 Dr. Stancer said that the whooshing sounds that the plaintiff experiences in his left ear are not treatable. The symptoms had not improved over time and are likely to continue indefinitely. The same was said for the headaches with the expectation that they would continue in the same pattern with resultant sleep disruption…
 It is now over five years since the accident. Only the soft tissue injury to the lower back has healed. The plaintiff has continued to work despite shifting pain and other symptoms. There appears no resolution to symptoms from his ongoing injuries. He has lost whatever enjoyment he had from what had already been a limited social life. He continues to look after his personal needs, in keeping with his non-malingering attitude. He has been perseverant and dedicated. As stated by Dr. Stancer, Arletto has coped surprisingly well in the face of continuing pain and uncertainty about his future…
 The plaintiff’s situation is unique. The comparison cases are helpful but only indicators of how others’ pain and suffering were dealt with.
 Arletto was 47 years old at the time of the accident. He had worked his way up to a full time union job as a longshoreman driving a forklift truck and enjoyed some seniority in that position. He was single but with strong family ties and had looked after his sister. He was driving his nephew to a game when the accident occurred. He was known to be private and reserved but enjoyed the collegiality of the union hall. He was healthy and had never been to a massage or physiotherapist.
 Arletto is now 52 years old. He suffers from permanent pain in his neck and shoulder blade and has numbness and tingling down his left arm and into his fingers.
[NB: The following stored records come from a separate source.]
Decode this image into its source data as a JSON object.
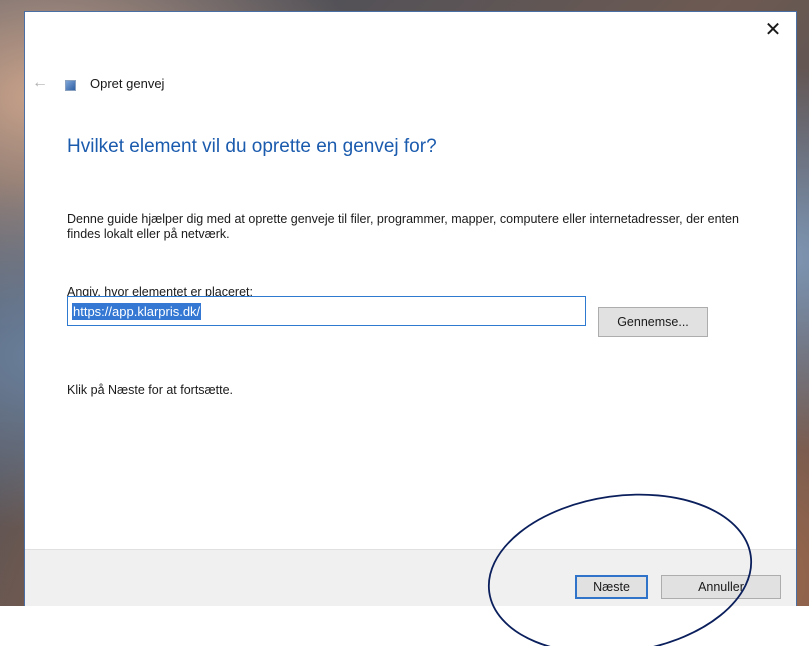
{
  "dialog": {
    "close_glyph": "✕",
    "back_glyph": "←",
    "title": "Opret genvej",
    "heading": "Hvilket element vil du oprette en genvej for?",
    "description": "Denne guide hjælper dig med at oprette genveje til filer, programmer, mapper, computere eller internetadresser, der enten findes lokalt eller på netværk.",
    "location_label": "Angiv, hvor elementet er placeret:",
    "location_value": "https://app.klarpris.dk/",
    "browse_label": "Gennemse...",
    "continue_text": "Klik på Næste for at fortsætte.",
    "next_label": "Næste",
    "cancel_label": "Annuller"
  },
  "icons": {
    "close": "close-icon",
    "back": "back-arrow-icon",
    "wizard": "shortcut-icon"
  },
  "colors": {
    "heading": "#1b5bae",
    "selection": "#3478d4",
    "input_border": "#2e7ad1",
    "annotation": "#0a1f5c"
  }
}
He suffered a left-sided disc protrusion at C5/6 with associated annular tear in the accident. The protrusion has impinged the nerve and spinal cord, causing increased pain. He has undergone trigger point injections and two nerve root blocks to relieve the pain with only temporary relief. He has tinnitus and vertigo as a result of the accident. He suffers headaches about three times per week that interrupt sleep. He takes pain medication as required but not often because it interferes with work. A lower back soft tissue injury resolved after just less than two and a half years. Work aggravates his pain. His work has been permanently affected to the point that he has reduced working hours, given up hope of improving his union rating by becoming a crane operator, and planned for an earlier retirement. His family and other relationships have suffered and he cannot tolerate crowds or a noisy family dinner.
 An appropriate award for non-pecuniary damages in this case is $110,000.